→ Stored entries:
---------------

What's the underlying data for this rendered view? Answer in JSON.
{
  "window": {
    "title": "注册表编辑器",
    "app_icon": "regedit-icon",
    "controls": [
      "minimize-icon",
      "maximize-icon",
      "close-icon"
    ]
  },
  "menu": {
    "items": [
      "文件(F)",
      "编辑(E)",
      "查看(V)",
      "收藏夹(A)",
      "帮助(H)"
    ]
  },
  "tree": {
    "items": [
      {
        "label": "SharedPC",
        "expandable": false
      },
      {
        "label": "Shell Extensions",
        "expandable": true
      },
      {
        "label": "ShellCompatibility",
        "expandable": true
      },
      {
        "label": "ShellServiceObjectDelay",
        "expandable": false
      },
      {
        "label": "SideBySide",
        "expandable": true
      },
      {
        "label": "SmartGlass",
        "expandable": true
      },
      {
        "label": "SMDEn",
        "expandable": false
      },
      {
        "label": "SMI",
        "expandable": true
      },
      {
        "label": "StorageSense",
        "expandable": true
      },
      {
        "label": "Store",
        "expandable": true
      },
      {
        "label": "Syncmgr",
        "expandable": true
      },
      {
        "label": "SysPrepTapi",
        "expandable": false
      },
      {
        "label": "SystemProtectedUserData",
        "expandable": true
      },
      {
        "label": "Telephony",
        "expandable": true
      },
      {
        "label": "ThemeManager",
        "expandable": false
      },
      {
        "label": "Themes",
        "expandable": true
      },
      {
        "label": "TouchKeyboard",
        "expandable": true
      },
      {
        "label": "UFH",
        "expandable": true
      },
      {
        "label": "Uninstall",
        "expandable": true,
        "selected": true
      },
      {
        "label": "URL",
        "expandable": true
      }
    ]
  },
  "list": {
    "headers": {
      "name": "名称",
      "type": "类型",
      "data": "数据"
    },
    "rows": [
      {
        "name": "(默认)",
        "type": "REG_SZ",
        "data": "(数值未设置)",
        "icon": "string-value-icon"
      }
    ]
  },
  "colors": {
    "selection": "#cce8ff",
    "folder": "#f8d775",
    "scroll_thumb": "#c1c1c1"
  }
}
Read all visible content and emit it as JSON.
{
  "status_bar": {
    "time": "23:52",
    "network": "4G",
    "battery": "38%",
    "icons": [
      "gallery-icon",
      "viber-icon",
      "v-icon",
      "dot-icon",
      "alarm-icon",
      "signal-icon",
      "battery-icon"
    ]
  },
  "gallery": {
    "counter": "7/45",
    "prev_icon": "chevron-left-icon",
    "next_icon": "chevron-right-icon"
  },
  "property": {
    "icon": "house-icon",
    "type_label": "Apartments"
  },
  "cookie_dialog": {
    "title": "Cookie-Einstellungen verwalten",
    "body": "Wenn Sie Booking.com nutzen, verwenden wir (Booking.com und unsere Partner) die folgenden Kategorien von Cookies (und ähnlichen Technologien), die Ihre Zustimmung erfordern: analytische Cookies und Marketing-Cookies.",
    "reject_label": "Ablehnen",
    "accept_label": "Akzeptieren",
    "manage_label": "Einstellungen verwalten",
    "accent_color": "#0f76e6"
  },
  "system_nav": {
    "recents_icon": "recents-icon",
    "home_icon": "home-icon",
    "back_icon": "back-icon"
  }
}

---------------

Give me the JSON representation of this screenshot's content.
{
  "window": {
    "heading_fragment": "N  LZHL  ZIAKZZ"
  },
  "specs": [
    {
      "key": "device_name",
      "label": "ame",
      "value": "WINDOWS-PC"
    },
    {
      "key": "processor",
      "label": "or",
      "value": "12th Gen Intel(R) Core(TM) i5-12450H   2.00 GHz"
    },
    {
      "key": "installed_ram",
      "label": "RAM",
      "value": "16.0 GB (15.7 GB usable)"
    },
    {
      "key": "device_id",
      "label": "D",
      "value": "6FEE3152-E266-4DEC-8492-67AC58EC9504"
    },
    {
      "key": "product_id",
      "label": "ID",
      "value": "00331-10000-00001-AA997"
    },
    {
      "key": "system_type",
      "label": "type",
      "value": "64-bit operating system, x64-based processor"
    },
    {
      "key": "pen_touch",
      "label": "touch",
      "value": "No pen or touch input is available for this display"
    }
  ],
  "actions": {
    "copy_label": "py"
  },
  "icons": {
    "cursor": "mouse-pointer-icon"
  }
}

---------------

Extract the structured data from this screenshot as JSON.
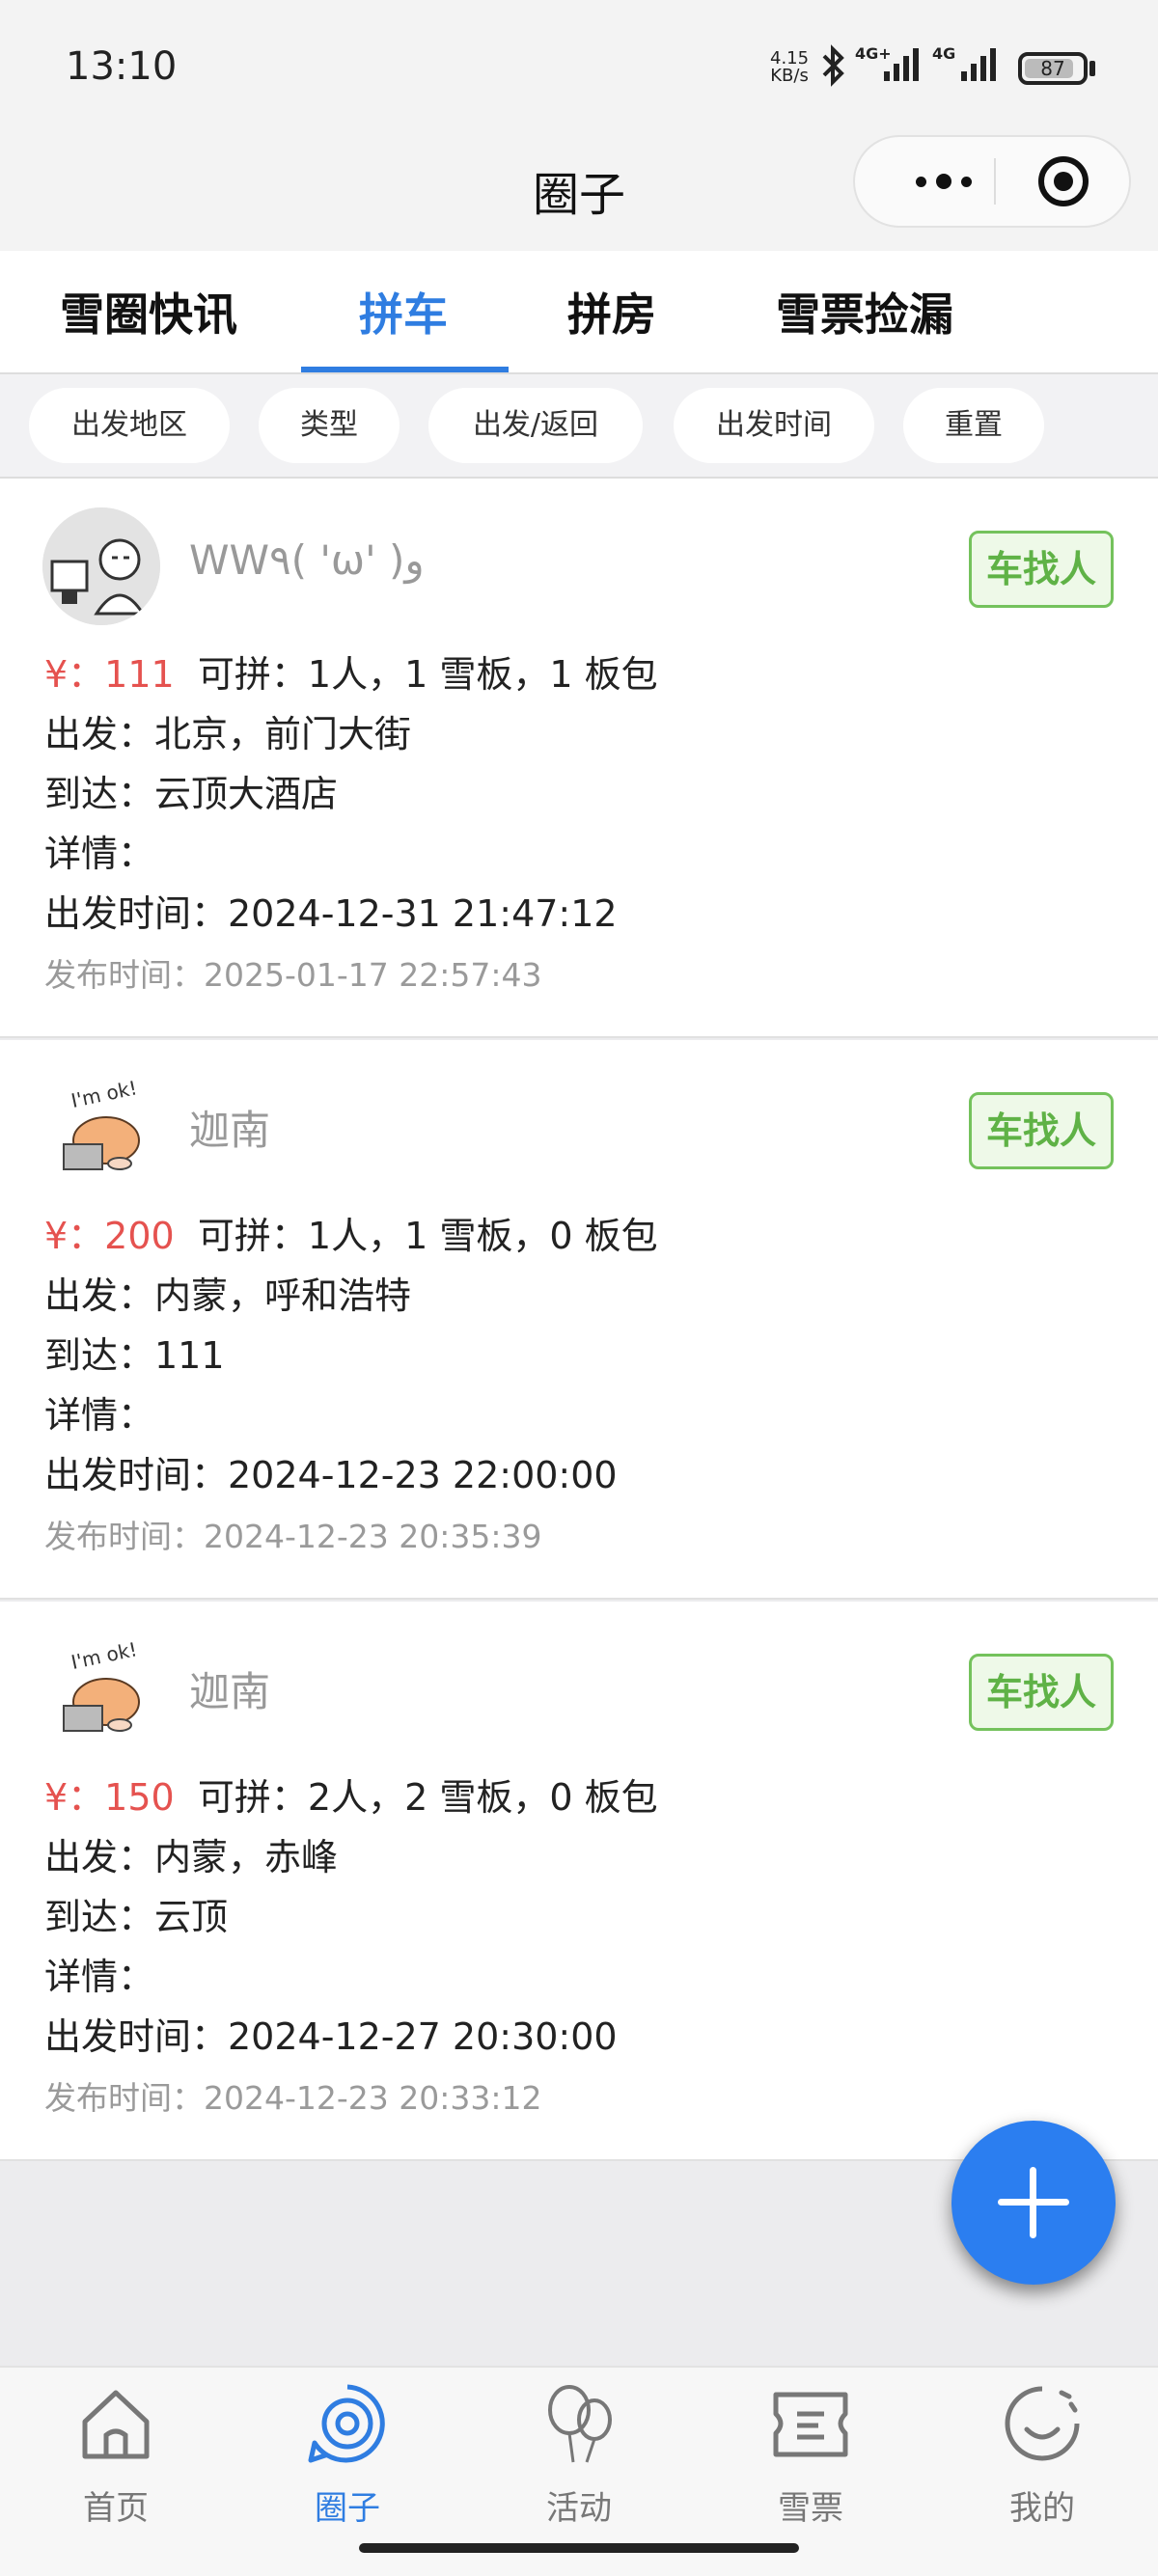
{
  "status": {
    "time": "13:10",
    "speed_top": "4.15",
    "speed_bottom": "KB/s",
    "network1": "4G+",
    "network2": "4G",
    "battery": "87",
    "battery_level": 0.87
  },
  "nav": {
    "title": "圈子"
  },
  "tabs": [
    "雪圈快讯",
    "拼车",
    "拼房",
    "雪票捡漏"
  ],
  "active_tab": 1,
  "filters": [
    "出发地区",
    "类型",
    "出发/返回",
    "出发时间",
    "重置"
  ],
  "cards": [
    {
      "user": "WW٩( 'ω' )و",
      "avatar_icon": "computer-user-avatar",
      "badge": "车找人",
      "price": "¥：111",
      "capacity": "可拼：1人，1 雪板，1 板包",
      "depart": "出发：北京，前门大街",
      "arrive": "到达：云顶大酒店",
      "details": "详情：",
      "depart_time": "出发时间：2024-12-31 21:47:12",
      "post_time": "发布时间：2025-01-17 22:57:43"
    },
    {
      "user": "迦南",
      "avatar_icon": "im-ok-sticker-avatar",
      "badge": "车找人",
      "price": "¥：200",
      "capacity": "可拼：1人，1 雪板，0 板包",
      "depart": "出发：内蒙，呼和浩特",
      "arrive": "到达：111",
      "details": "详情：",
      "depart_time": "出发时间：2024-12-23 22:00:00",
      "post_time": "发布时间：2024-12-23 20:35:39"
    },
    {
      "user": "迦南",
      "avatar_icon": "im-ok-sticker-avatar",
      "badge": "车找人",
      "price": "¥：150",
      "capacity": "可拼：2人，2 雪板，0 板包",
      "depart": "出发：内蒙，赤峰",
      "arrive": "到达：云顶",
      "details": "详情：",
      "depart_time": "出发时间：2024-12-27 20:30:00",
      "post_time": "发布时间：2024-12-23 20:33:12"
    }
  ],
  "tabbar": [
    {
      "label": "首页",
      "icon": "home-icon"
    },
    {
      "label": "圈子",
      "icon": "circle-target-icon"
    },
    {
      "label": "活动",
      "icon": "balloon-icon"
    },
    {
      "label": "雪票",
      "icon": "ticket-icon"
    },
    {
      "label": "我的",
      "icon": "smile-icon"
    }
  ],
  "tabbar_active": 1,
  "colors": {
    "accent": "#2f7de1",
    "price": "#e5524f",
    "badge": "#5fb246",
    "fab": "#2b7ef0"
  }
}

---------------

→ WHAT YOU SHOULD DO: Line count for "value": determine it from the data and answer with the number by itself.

→ RESPONSE TO THIS TASK: 8